Making Missouri sports betting a reality has been challenging. Senator Tony Luetkemeyer is the man behind SB 30, a Senate sports wagering bill that is currently under consideration but was put on the shelf after the session was adjourned.

Missouri Sports Betting in Limbo

Sen. Denny Hoskins has taken his ball and gone home – again – after not getting his way with legalizing video lottery terminals (VLTs) in the state.

The “gray machines” have been a bone of contention operating in a quasi-legal capacity in many midwestern states. However, with the advent of regulated sports betting, states like Kentucky have just put an end to their operations and any convenience store, barroom, or truck stop that is found with them will have the machines confiscated and could face a $25,000 fine.

Missouri has voted down Hoskins’ bills and amendments over the last five sessions and the recent amendment he attached to SB 30, Senator Luetkemeyer’s senate sports betting bill, was also killed by a vote of 20-11 to legalize the VLTs.

Hoskins has commonly used filibustering to gum up the works in the state senate, much to the chagrin of his colleagues, when he doesn’t get his way. Back in February, another of his attempts to legalize VLTs tied with a sports betting bill was voted down, 10-2, in committee. Hoskins immediately began filibustering but stopped a few hours later so that Senate business could be conducted.

“I do respect the Senate, and I know we’ve got quite a few people that have bills that they would like to see discussed today,” Hoskins said as he ended his filibuster. “We’re gonna move forward today and continue this discussion.”

What’s the Issue?

Missouri is now surrounded by seven states that have passed sports betting bills and Missouri stands as the lone holdout primarily due to Hoskins continually going to the mat for the VLTs while most of his colleagues would like the issues of legalizing video lottery terminals and sports betting to be separate entities.

Hoskins believes that licensing and regulating the machines would make them safer for the consumer and it would impose stricter regulations on where the VLTs could be housed, which would be locations where no one under 21 is allowed. He is also acutely aware that his best shot at getting what he wants is to hold sports betting hostage until VLTs are approved.

VLT operators don’t want the casinos to get retail and mobile sports betting in the state because the casinos want VLTs outlawed as they attract a segment of their target audience who can spend their money on these machines instead of traveling to a casino to play slots.

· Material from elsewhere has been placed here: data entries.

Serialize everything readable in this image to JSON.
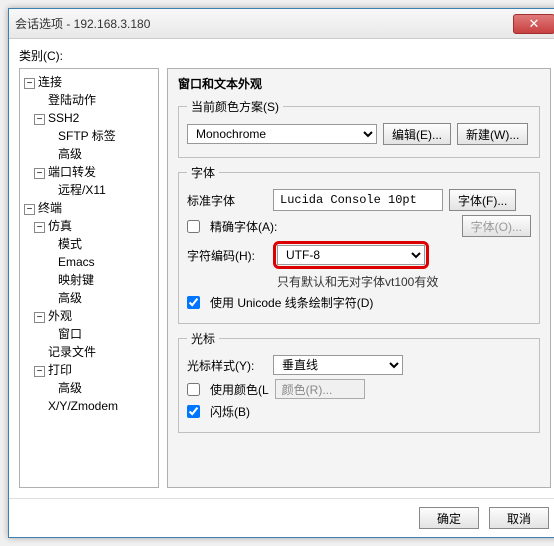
{
  "window": {
    "title": "会话选项 - 192.168.3.180"
  },
  "left": {
    "category_label": "类别(C):",
    "tree": {
      "conn": "连接",
      "login": "登陆动作",
      "ssh2": "SSH2",
      "sftp": "SFTP 标签",
      "adv1": "高级",
      "portfwd": "端口转发",
      "x11": "远程/X11",
      "term": "终端",
      "emu": "仿真",
      "mode": "模式",
      "emacs": "Emacs",
      "keymap": "映射键",
      "adv2": "高级",
      "appear": "外观",
      "window2": "窗口",
      "logfile": "记录文件",
      "print": "打印",
      "adv3": "高级",
      "xyz": "X/Y/Zmodem"
    }
  },
  "right": {
    "header": "窗口和文本外观",
    "scheme_group": "当前颜色方案(S)",
    "scheme_value": "Monochrome",
    "edit_btn": "编辑(E)...",
    "new_btn": "新建(W)...",
    "font_group": "字体",
    "std_font_label": "标准字体",
    "std_font_value": "Lucida Console 10pt",
    "font_btn": "字体(F)...",
    "exact_font": "精确字体(A):",
    "font_btn2": "字体(O)...",
    "enc_label": "字符编码(H):",
    "enc_value": "UTF-8",
    "enc_note": "只有默认和无对字体vt100有效",
    "use_unicode": "使用 Unicode 线条绘制字符(D)",
    "cursor_group": "光标",
    "cursor_style": "光标样式(Y):",
    "cursor_value": "垂直线",
    "use_color": "使用颜色(L",
    "color_pick": "颜色(R)...",
    "blink": "闪烁(B)"
  },
  "footer": {
    "ok": "确定",
    "cancel": "取消"
  }
}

Senate Minority Leader John Rizzo, D-Independence, summed it up best when he said, “The (video lottery terminal) people don’t want the casinos to get the sports book, and the casinos don’t want to let the VLTs operate. This is not a hard thing to figure out. A lot of people want to make it more complicated than what it is. I was taught a long time ago, when everyone says it’s not about money, it’s about money.”

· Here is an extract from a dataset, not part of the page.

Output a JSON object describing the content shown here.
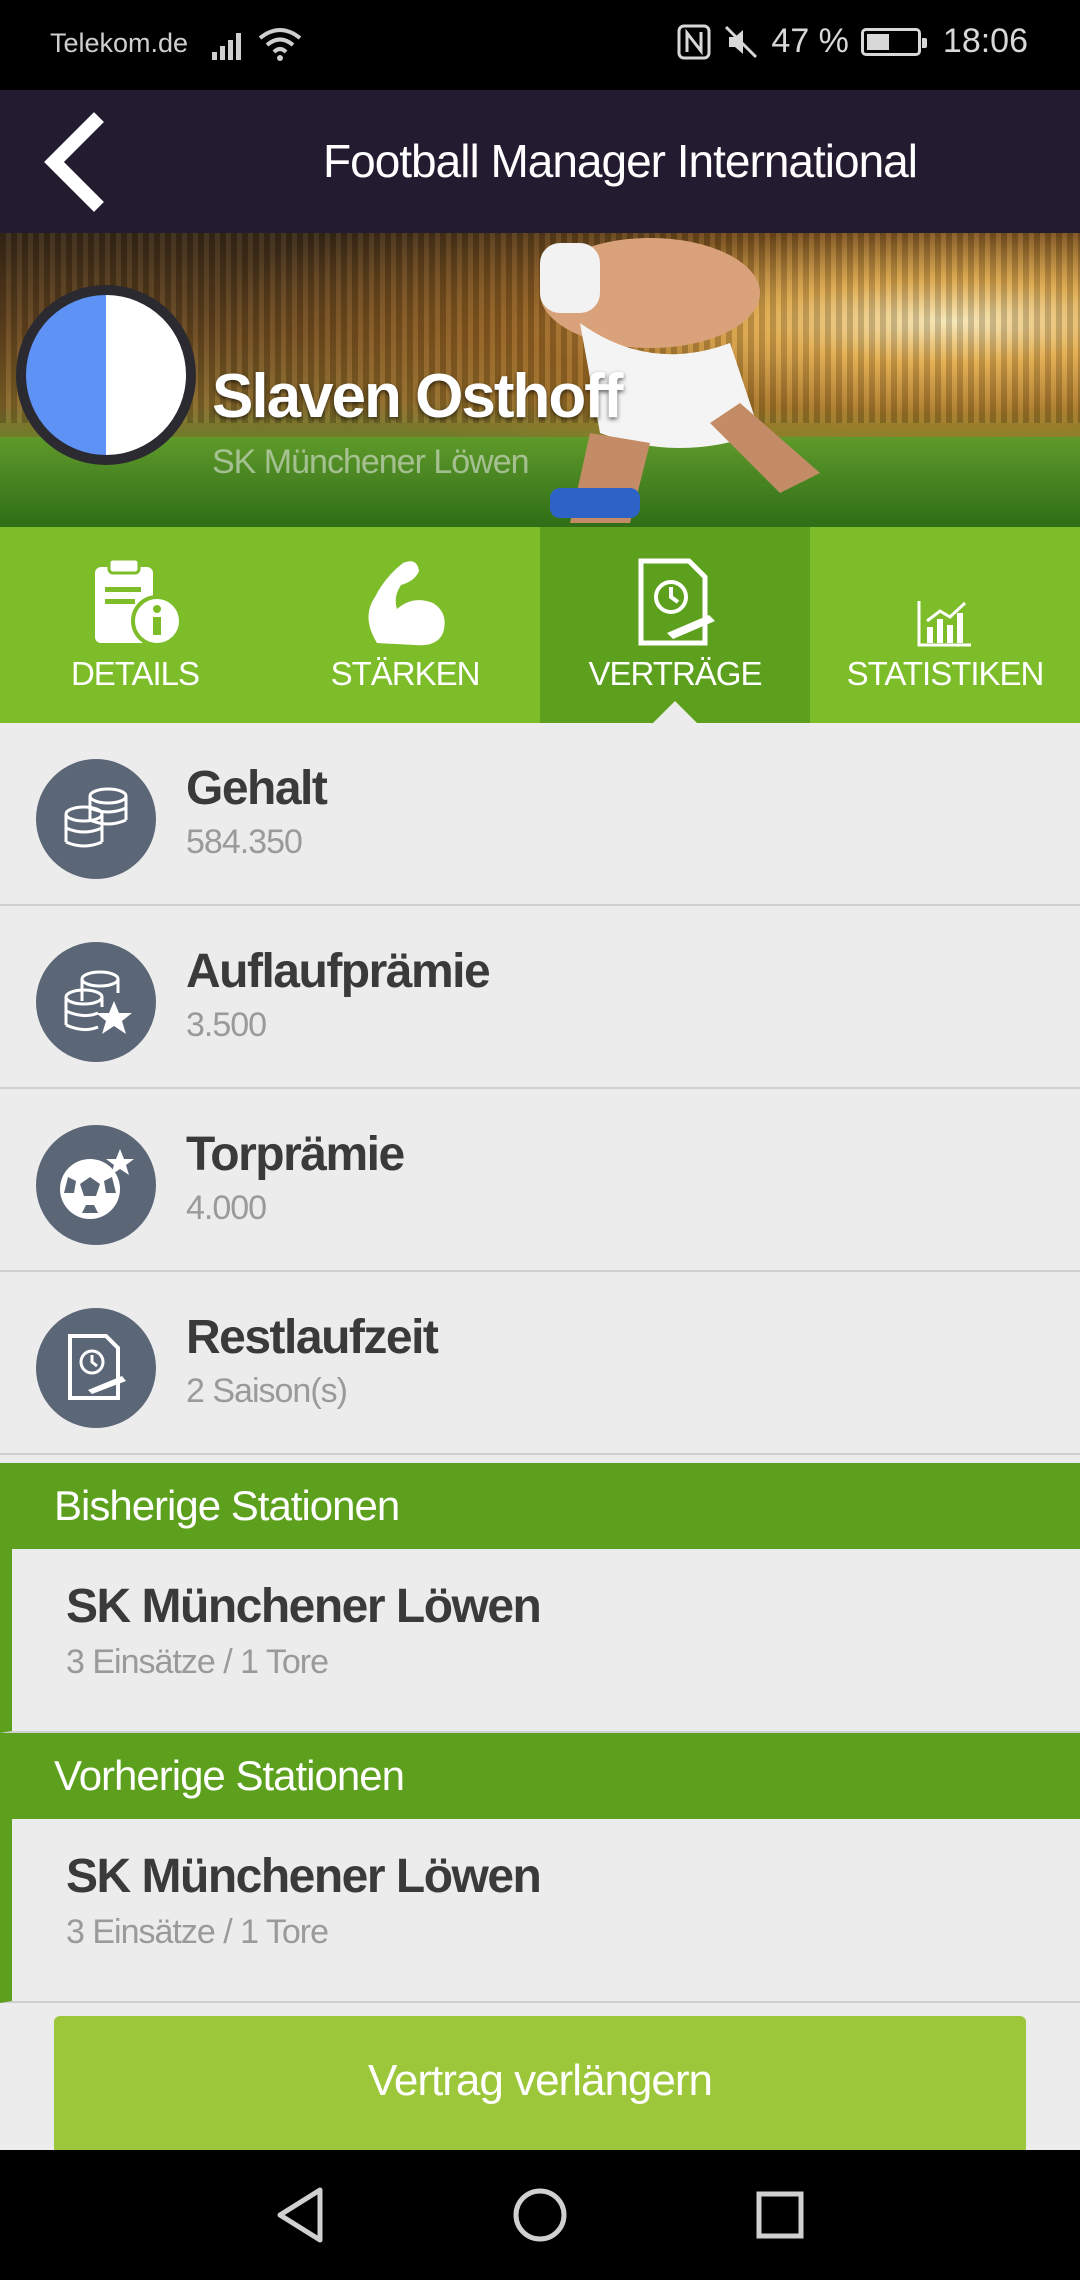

*Bookmakers Review will continue to monitor this story and update our readers as events unfold.